_TASK REQUIREMENTS_
The data must be given again in full, with no line altered.
[SOURCE DATA]
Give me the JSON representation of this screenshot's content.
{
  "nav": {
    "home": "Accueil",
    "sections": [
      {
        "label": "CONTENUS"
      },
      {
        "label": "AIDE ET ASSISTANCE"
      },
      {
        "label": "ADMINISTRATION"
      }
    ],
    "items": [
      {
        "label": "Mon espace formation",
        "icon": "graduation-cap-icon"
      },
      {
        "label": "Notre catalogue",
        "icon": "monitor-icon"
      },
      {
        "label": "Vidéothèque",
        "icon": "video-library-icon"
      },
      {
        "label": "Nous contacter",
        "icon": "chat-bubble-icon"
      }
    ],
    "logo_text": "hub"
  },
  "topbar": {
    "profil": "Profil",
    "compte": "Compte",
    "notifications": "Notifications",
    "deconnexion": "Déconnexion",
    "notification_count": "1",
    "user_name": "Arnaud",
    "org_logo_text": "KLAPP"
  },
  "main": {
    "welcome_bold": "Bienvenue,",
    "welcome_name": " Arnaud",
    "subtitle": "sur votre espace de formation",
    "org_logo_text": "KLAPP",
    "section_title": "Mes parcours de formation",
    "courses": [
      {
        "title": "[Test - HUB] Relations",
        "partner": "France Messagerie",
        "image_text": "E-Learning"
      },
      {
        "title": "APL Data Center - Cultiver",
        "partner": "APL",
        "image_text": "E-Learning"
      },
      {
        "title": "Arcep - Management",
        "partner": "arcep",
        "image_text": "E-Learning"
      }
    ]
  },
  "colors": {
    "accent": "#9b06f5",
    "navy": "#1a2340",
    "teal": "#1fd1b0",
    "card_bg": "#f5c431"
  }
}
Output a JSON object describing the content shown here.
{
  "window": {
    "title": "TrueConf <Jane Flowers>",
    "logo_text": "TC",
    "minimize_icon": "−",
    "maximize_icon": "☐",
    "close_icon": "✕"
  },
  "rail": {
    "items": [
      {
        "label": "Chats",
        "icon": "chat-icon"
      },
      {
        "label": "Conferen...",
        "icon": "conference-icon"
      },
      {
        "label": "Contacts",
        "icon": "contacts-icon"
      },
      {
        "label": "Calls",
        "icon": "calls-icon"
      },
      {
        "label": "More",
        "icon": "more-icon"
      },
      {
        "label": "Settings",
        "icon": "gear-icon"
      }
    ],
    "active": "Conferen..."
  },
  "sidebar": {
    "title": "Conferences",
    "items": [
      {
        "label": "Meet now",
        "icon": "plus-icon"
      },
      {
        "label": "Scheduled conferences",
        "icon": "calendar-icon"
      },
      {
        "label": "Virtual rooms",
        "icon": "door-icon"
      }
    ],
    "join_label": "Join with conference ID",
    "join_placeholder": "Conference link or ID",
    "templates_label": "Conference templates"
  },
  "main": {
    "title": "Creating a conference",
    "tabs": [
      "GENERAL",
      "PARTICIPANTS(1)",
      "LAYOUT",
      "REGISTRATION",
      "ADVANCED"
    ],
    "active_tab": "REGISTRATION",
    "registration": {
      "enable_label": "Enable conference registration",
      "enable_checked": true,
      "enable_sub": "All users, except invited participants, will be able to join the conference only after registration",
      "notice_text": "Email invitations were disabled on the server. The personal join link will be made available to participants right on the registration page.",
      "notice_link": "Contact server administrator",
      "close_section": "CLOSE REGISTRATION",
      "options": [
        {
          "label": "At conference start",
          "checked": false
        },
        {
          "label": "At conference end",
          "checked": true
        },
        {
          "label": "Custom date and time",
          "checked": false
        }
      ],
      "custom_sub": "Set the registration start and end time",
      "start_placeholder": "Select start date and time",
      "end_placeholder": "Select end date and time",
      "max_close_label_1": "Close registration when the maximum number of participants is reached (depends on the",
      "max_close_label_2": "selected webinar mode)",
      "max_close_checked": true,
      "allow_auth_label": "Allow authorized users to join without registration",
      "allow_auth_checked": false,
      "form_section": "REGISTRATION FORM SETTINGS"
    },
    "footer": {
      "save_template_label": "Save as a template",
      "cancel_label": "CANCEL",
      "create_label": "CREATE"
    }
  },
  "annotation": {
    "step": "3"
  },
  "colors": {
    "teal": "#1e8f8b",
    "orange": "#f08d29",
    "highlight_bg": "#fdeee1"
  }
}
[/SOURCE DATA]
_TASK RESULT_
Give me the JSON representation of this screenshot's content.
{
  "nav": {
    "home": "Accueil",
    "sections": [
      {
        "label": "CONTENUS"
      },
      {
        "label": "AIDE ET ASSISTANCE"
      },
      {
        "label": "ADMINISTRATION"
      }
    ],
    "items": [
      {
        "label": "Mon espace formation",
        "icon": "graduation-cap-icon"
      },
      {
        "label": "Notre catalogue",
        "icon": "monitor-icon"
      },
      {
        "label": "Vidéothèque",
        "icon": "video-library-icon"
      },
      {
        "label": "Nous contacter",
        "icon": "chat-bubble-icon"
      }
    ],
    "logo_text": "hub"
  },
  "topbar": {
    "profil": "Profil",
    "compte": "Compte",
    "notifications": "Notifications",
    "deconnexion": "Déconnexion",
    "notification_count": "1",
    "user_name": "Arnaud",
    "org_logo_text": "KLAPP"
  },
  "main": {
    "welcome_bold": "Bienvenue,",
    "welcome_name": " Arnaud",
    "subtitle": "sur votre espace de formation",
    "org_logo_text": "KLAPP",
    "section_title": "Mes parcours de formation",
    "courses": [
      {
        "title": "[Test - HUB] Relations",
        "partner": "France Messagerie",
        "image_text": "E-Learning"
      },
      {
        "title": "APL Data Center - Cultiver",
        "partner": "APL",
        "image_text": "E-Learning"
      },
      {
        "title": "Arcep - Management",
        "partner": "arcep",
        "image_text": "E-Learning"
      }
    ]
  },
  "colors": {
    "accent": "#9b06f5",
    "navy": "#1a2340",
    "teal": "#1fd1b0",
    "card_bg": "#f5c431"
  }
}
Output a JSON object describing the content shown here.
{
  "window": {
    "title": "TrueConf <Jane Flowers>",
    "logo_text": "TC",
    "minimize_icon": "−",
    "maximize_icon": "☐",
    "close_icon": "✕"
  },
  "rail": {
    "items": [
      {
        "label": "Chats",
        "icon": "chat-icon"
      },
      {
        "label": "Conferen...",
        "icon": "conference-icon"
      },
      {
        "label": "Contacts",
        "icon": "contacts-icon"
      },
      {
        "label": "Calls",
        "icon": "calls-icon"
      },
      {
        "label": "More",
        "icon": "more-icon"
      },
      {
        "label": "Settings",
        "icon": "gear-icon"
      }
    ],
    "active": "Conferen..."
  },
  "sidebar": {
    "title": "Conferences",
    "items": [
      {
        "label": "Meet now",
        "icon": "plus-icon"
      },
      {
        "label": "Scheduled conferences",
        "icon": "calendar-icon"
      },
      {
        "label": "Virtual rooms",
        "icon": "door-icon"
      }
    ],
    "join_label": "Join with conference ID",
    "join_placeholder": "Conference link or ID",
    "templates_label": "Conference templates"
  },
  "main": {
    "title": "Creating a conference",
    "tabs": [
      "GENERAL",
      "PARTICIPANTS(1)",
      "LAYOUT",
      "REGISTRATION",
      "ADVANCED"
    ],
    "active_tab": "REGISTRATION",
    "registration": {
      "enable_label": "Enable conference registration",
      "enable_checked": true,
      "enable_sub": "All users, except invited participants, will be able to join the conference only after registration",
      "notice_text": "Email invitations were disabled on the server. The personal join link will be made available to participants right on the registration page.",
      "notice_link": "Contact server administrator",
      "close_section": "CLOSE REGISTRATION",
      "options": [
        {
          "label": "At conference start",
          "checked": false
        },
        {
          "label": "At conference end",
          "checked": true
        },
        {
          "label": "Custom date and time",
          "checked": false
        }
      ],
      "custom_sub": "Set the registration start and end time",
      "start_placeholder": "Select start date and time",
      "end_placeholder": "Select end date and time",
      "max_close_label_1": "Close registration when the maximum number of participants is reached (depends on the",
      "max_close_label_2": "selected webinar mode)",
      "max_close_checked": true,
      "allow_auth_label": "Allow authorized users to join without registration",
      "allow_auth_checked": false,
      "form_section": "REGISTRATION FORM SETTINGS"
    },
    "footer": {
      "save_template_label": "Save as a template",
      "cancel_label": "CANCEL",
      "create_label": "CREATE"
    }
  },
  "annotation": {
    "step": "3"
  },
  "colors": {
    "teal": "#1e8f8b",
    "orange": "#f08d29",
    "highlight_bg": "#fdeee1"
  }
}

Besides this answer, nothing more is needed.